Set down all of the lines below exactly as they are given.
─── SUPPLIED MATERIAL
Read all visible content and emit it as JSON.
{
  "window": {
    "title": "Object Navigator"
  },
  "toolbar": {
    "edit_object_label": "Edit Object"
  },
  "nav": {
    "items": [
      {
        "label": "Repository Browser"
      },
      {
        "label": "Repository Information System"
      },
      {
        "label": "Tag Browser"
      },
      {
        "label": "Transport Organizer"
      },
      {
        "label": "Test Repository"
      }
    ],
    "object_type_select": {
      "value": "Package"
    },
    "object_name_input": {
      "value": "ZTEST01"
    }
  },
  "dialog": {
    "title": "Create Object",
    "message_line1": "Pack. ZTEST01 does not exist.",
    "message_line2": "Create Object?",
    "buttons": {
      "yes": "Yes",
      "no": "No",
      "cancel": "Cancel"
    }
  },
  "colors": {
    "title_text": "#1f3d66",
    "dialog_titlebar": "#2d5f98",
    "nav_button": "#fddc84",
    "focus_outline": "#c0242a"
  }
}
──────
ANSWER SECTION ▸
Read all visible content and emit it as JSON.
{
  "window": {
    "title": "Object Navigator"
  },
  "toolbar": {
    "edit_object_label": "Edit Object"
  },
  "nav": {
    "items": [
      {
        "label": "Repository Browser"
      },
      {
        "label": "Repository Information System"
      },
      {
        "label": "Tag Browser"
      },
      {
        "label": "Transport Organizer"
      },
      {
        "label": "Test Repository"
      }
    ],
    "object_type_select": {
      "value": "Package"
    },
    "object_name_input": {
      "value": "ZTEST01"
    }
  },
  "dialog": {
    "title": "Create Object",
    "message_line1": "Pack. ZTEST01 does not exist.",
    "message_line2": "Create Object?",
    "buttons": {
      "yes": "Yes",
      "no": "No",
      "cancel": "Cancel"
    }
  },
  "colors": {
    "title_text": "#1f3d66",
    "dialog_titlebar": "#2d5f98",
    "nav_button": "#fddc84",
    "focus_outline": "#c0242a"
  }
}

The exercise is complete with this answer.